A 300-mile stretch of the Mississippi River, from the Gulf of Mexico to Baton Rouge, remains closed to all shipping traffic, with no word on when it might reopen.
The Port of New Orleans reports no major damage to its facilities but has no power. The Port of South Louisiana, the world’s largest bulk cargo port, has yet to complete a damage assessment, but likely suffered heavy damage. Ida pounded the port as a category 3 hurricane with 115-120 mph winds.
Waterford 3 nuclear generating station back up
The Waterford 3 nuclear generating station, which suffered minor damage to some of its non-nuclear buildings when Ida was pounding it as a category 3 hurricane with 115-120 mph winds, is back up after being on backup generators for just over two days.
Turns out the shutdown of the Waterford-3 #nuclear plant in #Louisiana due to #HurricaneIda did have a complication: after off-site power was lost, the reactor temperature increased above the hot shutdown threshold and Entergy had to start an emergency feedwater pump. pic.twitter.com/NwwKvI6jBS— Edwin Lyman (@NucSafetyUCS) August 31, 2021
The plant’s survival of this extreme event was not without incident, though: The reactor got too hot after it switched over to backup generators, and an emergency feedwater pump had to be started. Fortunately, the grounds of the plant were not flooded by Ida’s storm surge. The plant is vulnerable to the storm surge from a major hurricane. [YCC, USA Today]

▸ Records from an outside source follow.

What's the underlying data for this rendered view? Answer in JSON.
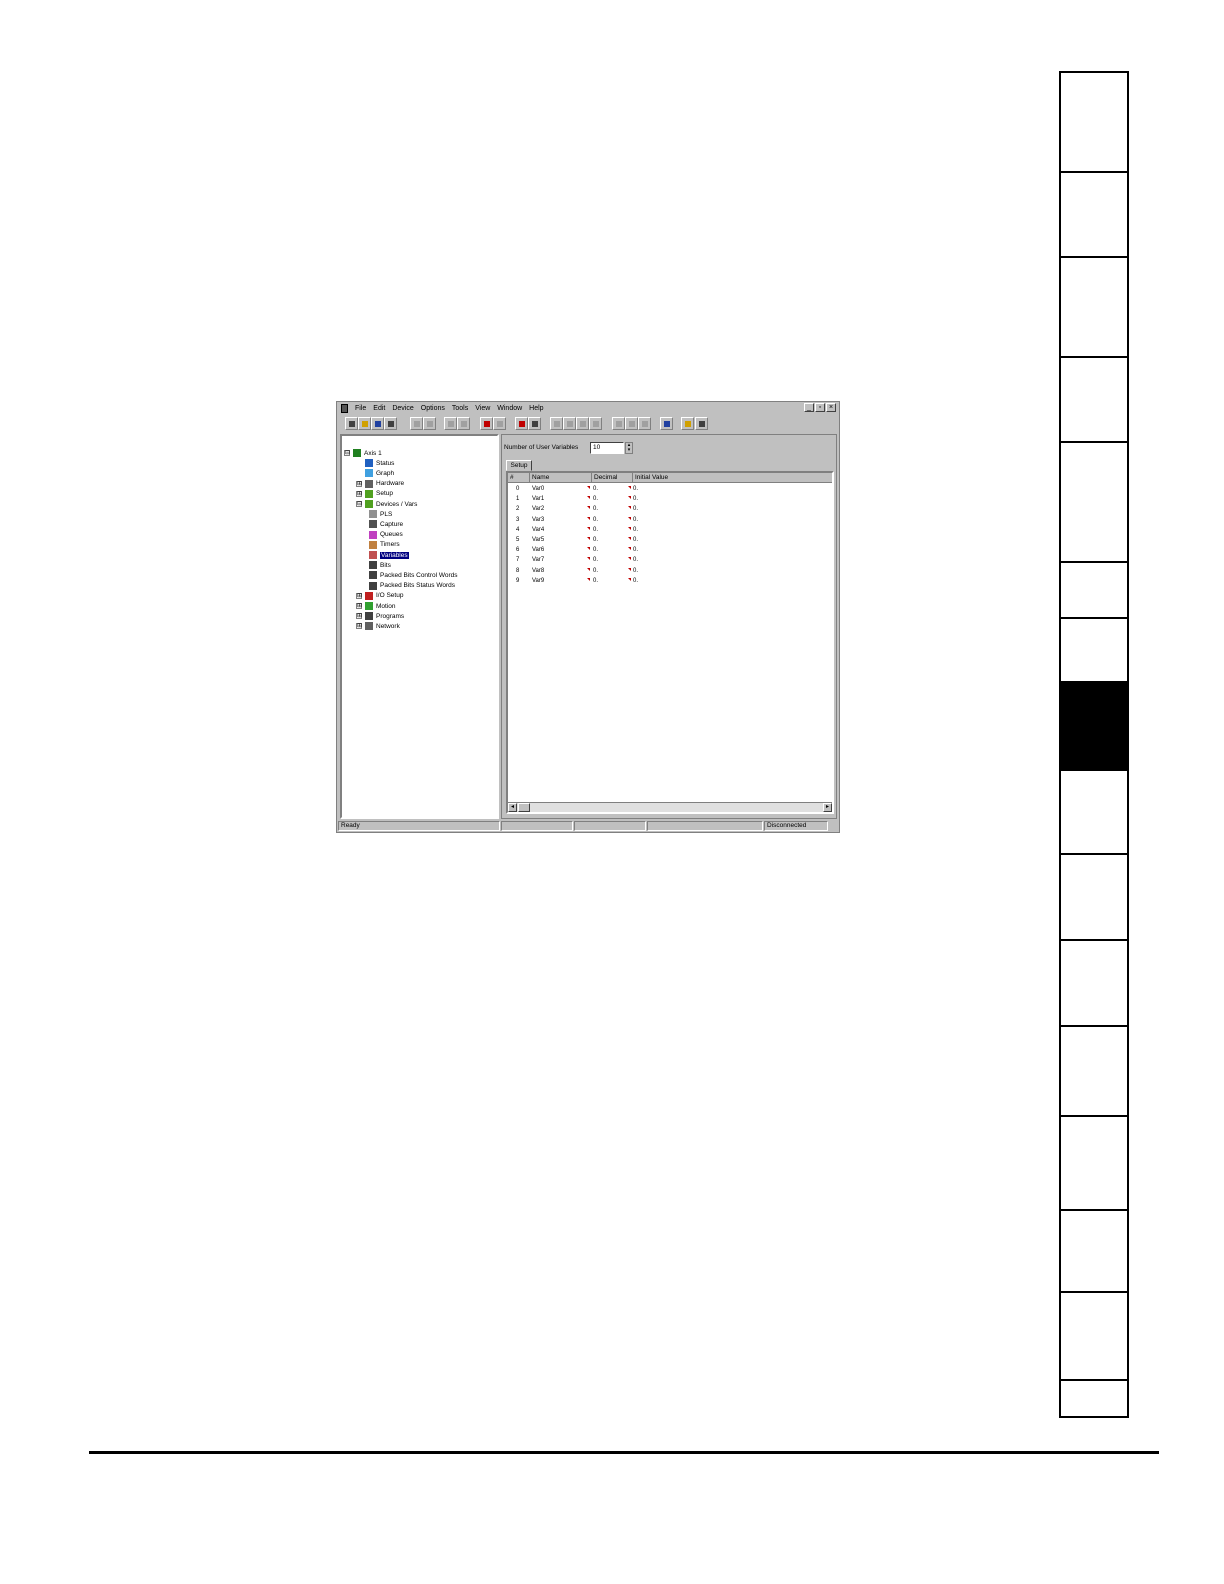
{
  "menu": [
    "File",
    "Edit",
    "Device",
    "Options",
    "Tools",
    "View",
    "Window",
    "Help"
  ],
  "window_buttons": [
    "_",
    "▫",
    "×"
  ],
  "tree": [
    {
      "label": "Axis 1",
      "expander": "⊟",
      "icon": "drive-icon"
    },
    {
      "label": "Status",
      "icon": "monitor-icon"
    },
    {
      "label": "Graph",
      "icon": "graph-icon"
    },
    {
      "label": "Hardware",
      "expander": "⊞",
      "icon": "wrench-icon"
    },
    {
      "label": "Setup",
      "expander": "⊞",
      "icon": "setup-icon"
    },
    {
      "label": "Devices / Vars",
      "expander": "⊟",
      "icon": "setup-icon"
    },
    {
      "label": "PLS",
      "icon": "pls-icon"
    },
    {
      "label": "Capture",
      "icon": "capture-icon"
    },
    {
      "label": "Queues",
      "icon": "queue-icon"
    },
    {
      "label": "Timers",
      "icon": "hourglass-icon"
    },
    {
      "label": "Variables",
      "icon": "variables-icon",
      "selected": true
    },
    {
      "label": "Bits",
      "icon": "bits-icon"
    },
    {
      "label": "Packed Bits Control Words",
      "icon": "bits-icon"
    },
    {
      "label": "Packed Bits Status Words",
      "icon": "bits-icon"
    },
    {
      "label": "I/O Setup",
      "expander": "⊞",
      "icon": "io-icon"
    },
    {
      "label": "Motion",
      "expander": "⊞",
      "icon": "motion-icon"
    },
    {
      "label": "Programs",
      "expander": "⊞",
      "icon": "programs-icon"
    },
    {
      "label": "Network",
      "expander": "⊞",
      "icon": "network-icon"
    }
  ],
  "user_vars": {
    "label": "Number of User Variables",
    "value": "10"
  },
  "tab_label": "Setup",
  "grid": {
    "headers": [
      "#",
      "Name",
      "Decimal",
      "Initial Value"
    ],
    "rows": [
      {
        "num": "0",
        "name": "Var0",
        "decimal": "0.",
        "initial": "0."
      },
      {
        "num": "1",
        "name": "Var1",
        "decimal": "0.",
        "initial": "0."
      },
      {
        "num": "2",
        "name": "Var2",
        "decimal": "0.",
        "initial": "0."
      },
      {
        "num": "3",
        "name": "Var3",
        "decimal": "0.",
        "initial": "0."
      },
      {
        "num": "4",
        "name": "Var4",
        "decimal": "0.",
        "initial": "0."
      },
      {
        "num": "5",
        "name": "Var5",
        "decimal": "0.",
        "initial": "0."
      },
      {
        "num": "6",
        "name": "Var6",
        "decimal": "0.",
        "initial": "0."
      },
      {
        "num": "7",
        "name": "Var7",
        "decimal": "0.",
        "initial": "0."
      },
      {
        "num": "8",
        "name": "Var8",
        "decimal": "0.",
        "initial": "0."
      },
      {
        "num": "9",
        "name": "Var9",
        "decimal": "0.",
        "initial": "0."
      }
    ]
  },
  "status": {
    "left": "Ready",
    "right": "Disconnected"
  },
  "side_tabs": {
    "count": 16,
    "active_index": 7
  }
}
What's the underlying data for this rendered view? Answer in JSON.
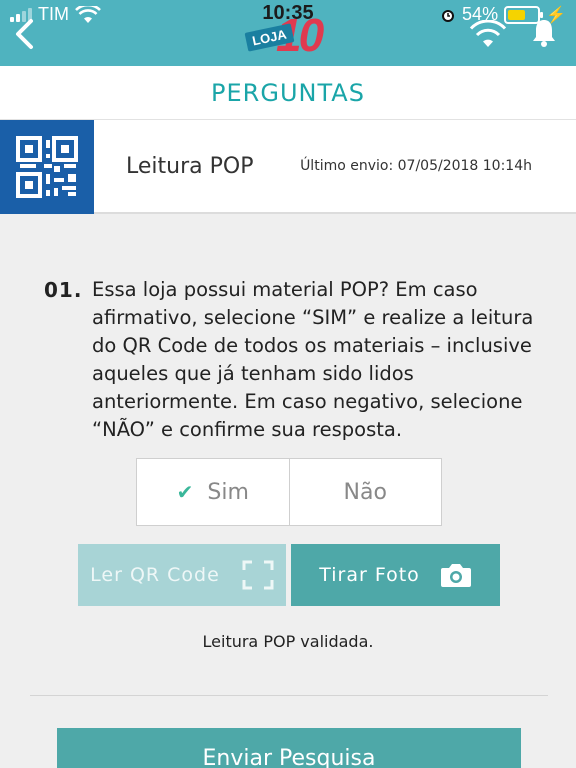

You should really watch the documentary film: Megadrought – Vanishing Water and prepare accordingly!